Task directions: Within the entries below, find every line that has the string "title", then copy it.

****************

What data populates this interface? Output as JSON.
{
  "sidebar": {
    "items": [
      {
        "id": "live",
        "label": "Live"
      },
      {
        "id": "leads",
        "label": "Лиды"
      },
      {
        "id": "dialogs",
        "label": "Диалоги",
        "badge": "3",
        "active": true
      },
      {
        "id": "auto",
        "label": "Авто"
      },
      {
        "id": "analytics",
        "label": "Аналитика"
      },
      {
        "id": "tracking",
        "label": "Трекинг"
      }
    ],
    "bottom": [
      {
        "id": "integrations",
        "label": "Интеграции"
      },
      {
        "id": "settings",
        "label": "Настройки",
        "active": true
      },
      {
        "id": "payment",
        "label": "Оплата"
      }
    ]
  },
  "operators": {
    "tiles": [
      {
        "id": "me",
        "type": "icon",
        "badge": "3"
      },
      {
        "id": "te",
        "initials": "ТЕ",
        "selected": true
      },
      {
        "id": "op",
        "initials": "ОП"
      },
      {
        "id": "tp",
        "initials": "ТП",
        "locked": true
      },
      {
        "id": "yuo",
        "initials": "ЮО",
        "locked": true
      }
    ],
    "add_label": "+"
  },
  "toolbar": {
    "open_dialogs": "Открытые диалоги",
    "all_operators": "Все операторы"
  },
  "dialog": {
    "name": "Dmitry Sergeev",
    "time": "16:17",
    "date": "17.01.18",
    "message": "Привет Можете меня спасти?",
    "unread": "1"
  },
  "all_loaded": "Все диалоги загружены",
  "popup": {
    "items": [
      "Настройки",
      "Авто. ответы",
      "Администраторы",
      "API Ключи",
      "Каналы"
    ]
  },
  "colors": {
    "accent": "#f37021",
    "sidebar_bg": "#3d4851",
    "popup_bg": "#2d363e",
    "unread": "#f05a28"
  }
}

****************

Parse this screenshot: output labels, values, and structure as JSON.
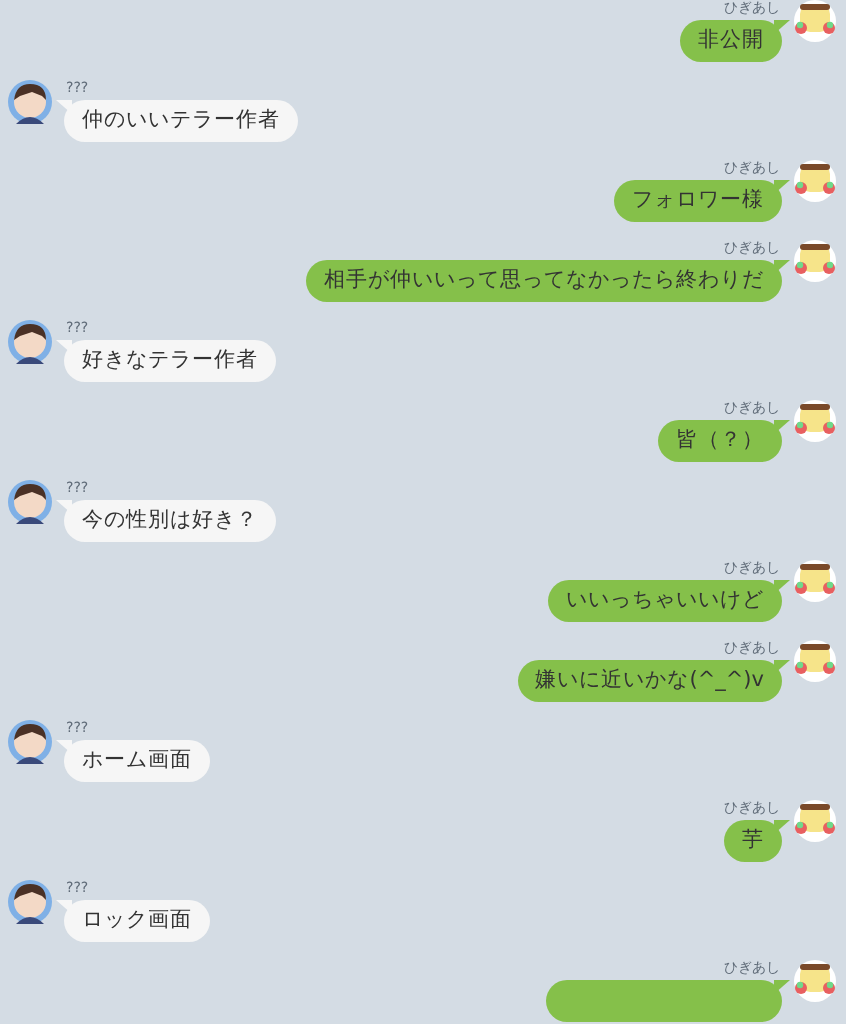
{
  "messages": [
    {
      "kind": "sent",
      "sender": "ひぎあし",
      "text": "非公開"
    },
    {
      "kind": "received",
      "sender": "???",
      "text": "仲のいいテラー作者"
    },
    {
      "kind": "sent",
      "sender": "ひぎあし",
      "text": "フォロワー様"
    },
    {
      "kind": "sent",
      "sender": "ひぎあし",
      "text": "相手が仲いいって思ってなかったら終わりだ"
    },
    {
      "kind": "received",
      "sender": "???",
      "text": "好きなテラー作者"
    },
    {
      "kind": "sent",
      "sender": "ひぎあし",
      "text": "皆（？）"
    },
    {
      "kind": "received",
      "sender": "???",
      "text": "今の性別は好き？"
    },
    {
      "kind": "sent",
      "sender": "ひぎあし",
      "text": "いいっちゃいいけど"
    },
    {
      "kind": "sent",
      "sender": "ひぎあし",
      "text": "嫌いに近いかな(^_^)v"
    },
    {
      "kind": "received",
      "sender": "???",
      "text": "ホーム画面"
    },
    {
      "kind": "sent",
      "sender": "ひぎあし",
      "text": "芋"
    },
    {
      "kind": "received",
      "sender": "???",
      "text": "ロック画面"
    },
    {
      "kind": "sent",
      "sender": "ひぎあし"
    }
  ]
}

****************

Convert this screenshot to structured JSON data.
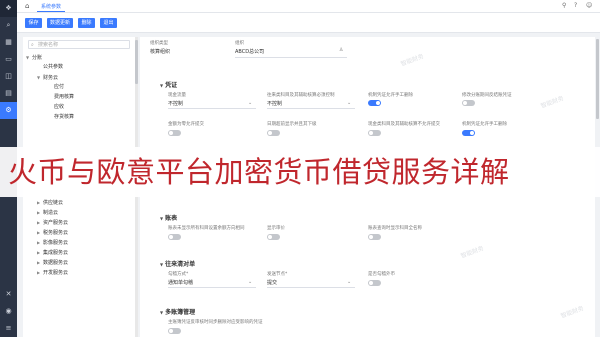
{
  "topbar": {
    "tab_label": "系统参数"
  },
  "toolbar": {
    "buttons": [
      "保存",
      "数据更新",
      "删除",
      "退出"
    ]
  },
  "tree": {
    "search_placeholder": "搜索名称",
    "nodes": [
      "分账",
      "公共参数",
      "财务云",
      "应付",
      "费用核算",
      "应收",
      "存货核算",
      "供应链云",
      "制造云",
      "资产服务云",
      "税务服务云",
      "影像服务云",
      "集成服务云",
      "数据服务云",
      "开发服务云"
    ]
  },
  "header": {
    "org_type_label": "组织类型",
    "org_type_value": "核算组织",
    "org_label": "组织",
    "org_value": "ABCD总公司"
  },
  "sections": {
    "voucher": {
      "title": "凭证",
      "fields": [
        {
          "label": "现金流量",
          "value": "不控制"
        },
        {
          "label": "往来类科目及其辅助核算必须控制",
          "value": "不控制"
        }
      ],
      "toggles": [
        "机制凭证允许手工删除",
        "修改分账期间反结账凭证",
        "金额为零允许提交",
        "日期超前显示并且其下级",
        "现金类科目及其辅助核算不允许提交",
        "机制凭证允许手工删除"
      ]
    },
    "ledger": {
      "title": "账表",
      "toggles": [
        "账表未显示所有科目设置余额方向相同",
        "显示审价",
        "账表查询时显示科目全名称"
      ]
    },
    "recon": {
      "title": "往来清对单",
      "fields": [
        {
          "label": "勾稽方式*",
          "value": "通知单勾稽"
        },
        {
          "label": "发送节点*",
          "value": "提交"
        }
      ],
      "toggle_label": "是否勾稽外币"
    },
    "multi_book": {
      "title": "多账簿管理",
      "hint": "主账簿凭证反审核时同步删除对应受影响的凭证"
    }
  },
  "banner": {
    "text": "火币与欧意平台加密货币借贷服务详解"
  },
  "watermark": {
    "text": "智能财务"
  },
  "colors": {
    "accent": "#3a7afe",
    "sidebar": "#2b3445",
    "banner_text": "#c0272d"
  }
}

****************

Exercise output:
      "title": "凭证",
      "title": "账表",
      "title": "往来清对单",
      "title": "多账簿管理",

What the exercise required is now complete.